> [DATA FOR REVIEW]:
━━━━━━━━

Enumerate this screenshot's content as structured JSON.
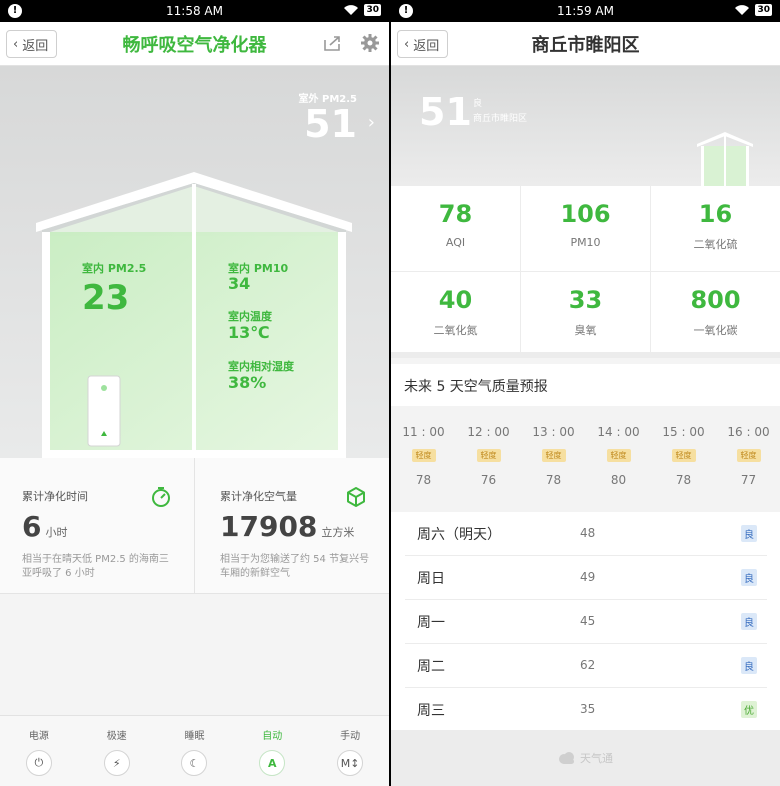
{
  "left": {
    "status": {
      "alert": "!",
      "time": "11:58 AM",
      "battery": "30"
    },
    "nav": {
      "back_label": "返回",
      "title": "畅呼吸空气净化器"
    },
    "outdoor": {
      "label": "室外 PM2.5",
      "value": "51"
    },
    "indoor": {
      "pm25_label": "室内 PM2.5",
      "pm25_value": "23",
      "pm10_label": "室内 PM10",
      "pm10_value": "34",
      "temp_label": "室内温度",
      "temp_value": "13℃",
      "humidity_label": "室内相对湿度",
      "humidity_value": "38%"
    },
    "stats": {
      "time_title": "累计净化时间",
      "time_value": "6",
      "time_unit": "小时",
      "time_desc": "相当于在晴天低 PM2.5 的海南三亚呼吸了 6 小时",
      "air_title": "累计净化空气量",
      "air_value": "17908",
      "air_unit": "立方米",
      "air_desc": "相当于为您输送了约 54 节复兴号车厢的新鲜空气"
    },
    "modes": [
      {
        "label": "电源",
        "glyph": "⏻"
      },
      {
        "label": "极速",
        "glyph": "⚡"
      },
      {
        "label": "睡眠",
        "glyph": "☾"
      },
      {
        "label": "自动",
        "glyph": "A"
      },
      {
        "label": "手动",
        "glyph": "M↕"
      }
    ],
    "accent_color": "#3fb83f"
  },
  "right": {
    "status": {
      "alert": "!",
      "time": "11:59 AM",
      "battery": "30"
    },
    "nav": {
      "back_label": "返回",
      "title": "商丘市睢阳区"
    },
    "hero": {
      "aqi": "51",
      "level": "良",
      "city": "商丘市睢阳区"
    },
    "pollutants": [
      {
        "value": "78",
        "label": "AQI"
      },
      {
        "value": "106",
        "label": "PM10"
      },
      {
        "value": "16",
        "label": "二氧化硫"
      },
      {
        "value": "40",
        "label": "二氧化氮"
      },
      {
        "value": "33",
        "label": "臭氧"
      },
      {
        "value": "800",
        "label": "一氧化碳"
      }
    ],
    "forecast_title": "未来 5 天空气质量预报",
    "hourly": [
      {
        "time": "11 : 00",
        "level": "轻度",
        "value": "78"
      },
      {
        "time": "12 : 00",
        "level": "轻度",
        "value": "76"
      },
      {
        "time": "13 : 00",
        "level": "轻度",
        "value": "78"
      },
      {
        "time": "14 : 00",
        "level": "轻度",
        "value": "80"
      },
      {
        "time": "15 : 00",
        "level": "轻度",
        "value": "78"
      },
      {
        "time": "16 : 00",
        "level": "轻度",
        "value": "77"
      }
    ],
    "daily": [
      {
        "day": "周六（明天）",
        "value": "48",
        "level": "良"
      },
      {
        "day": "周日",
        "value": "49",
        "level": "良"
      },
      {
        "day": "周一",
        "value": "45",
        "level": "良"
      },
      {
        "day": "周二",
        "value": "62",
        "level": "良"
      },
      {
        "day": "周三",
        "value": "35",
        "level": "优"
      }
    ],
    "footer": "天气通"
  }
}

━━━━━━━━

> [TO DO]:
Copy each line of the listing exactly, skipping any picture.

> [TASK RESULT]:
Enumerate this screenshot's content as structured JSON.
{
  "left": {
    "status": {
      "alert": "!",
      "time": "11:58 AM",
      "battery": "30"
    },
    "nav": {
      "back_label": "返回",
      "title": "畅呼吸空气净化器"
    },
    "outdoor": {
      "label": "室外 PM2.5",
      "value": "51"
    },
    "indoor": {
      "pm25_label": "室内 PM2.5",
      "pm25_value": "23",
      "pm10_label": "室内 PM10",
      "pm10_value": "34",
      "temp_label": "室内温度",
      "temp_value": "13℃",
      "humidity_label": "室内相对湿度",
      "humidity_value": "38%"
    },
    "stats": {
      "time_title": "累计净化时间",
      "time_value": "6",
      "time_unit": "小时",
      "time_desc": "相当于在晴天低 PM2.5 的海南三亚呼吸了 6 小时",
      "air_title": "累计净化空气量",
      "air_value": "17908",
      "air_unit": "立方米",
      "air_desc": "相当于为您输送了约 54 节复兴号车厢的新鲜空气"
    },
    "modes": [
      {
        "label": "电源",
        "glyph": "⏻"
      },
      {
        "label": "极速",
        "glyph": "⚡"
      },
      {
        "label": "睡眠",
        "glyph": "☾"
      },
      {
        "label": "自动",
        "glyph": "A"
      },
      {
        "label": "手动",
        "glyph": "M↕"
      }
    ],
    "accent_color": "#3fb83f"
  },
  "right": {
    "status": {
      "alert": "!",
      "time": "11:59 AM",
      "battery": "30"
    },
    "nav": {
      "back_label": "返回",
      "title": "商丘市睢阳区"
    },
    "hero": {
      "aqi": "51",
      "level": "良",
      "city": "商丘市睢阳区"
    },
    "pollutants": [
      {
        "value": "78",
        "label": "AQI"
      },
      {
        "value": "106",
        "label": "PM10"
      },
      {
        "value": "16",
        "label": "二氧化硫"
      },
      {
        "value": "40",
        "label": "二氧化氮"
      },
      {
        "value": "33",
        "label": "臭氧"
      },
      {
        "value": "800",
        "label": "一氧化碳"
      }
    ],
    "forecast_title": "未来 5 天空气质量预报",
    "hourly": [
      {
        "time": "11 : 00",
        "level": "轻度",
        "value": "78"
      },
      {
        "time": "12 : 00",
        "level": "轻度",
        "value": "76"
      },
      {
        "time": "13 : 00",
        "level": "轻度",
        "value": "78"
      },
      {
        "time": "14 : 00",
        "level": "轻度",
        "value": "80"
      },
      {
        "time": "15 : 00",
        "level": "轻度",
        "value": "78"
      },
      {
        "time": "16 : 00",
        "level": "轻度",
        "value": "77"
      }
    ],
    "daily": [
      {
        "day": "周六（明天）",
        "value": "48",
        "level": "良"
      },
      {
        "day": "周日",
        "value": "49",
        "level": "良"
      },
      {
        "day": "周一",
        "value": "45",
        "level": "良"
      },
      {
        "day": "周二",
        "value": "62",
        "level": "良"
      },
      {
        "day": "周三",
        "value": "35",
        "level": "优"
      }
    ],
    "footer": "天气通"
  }
}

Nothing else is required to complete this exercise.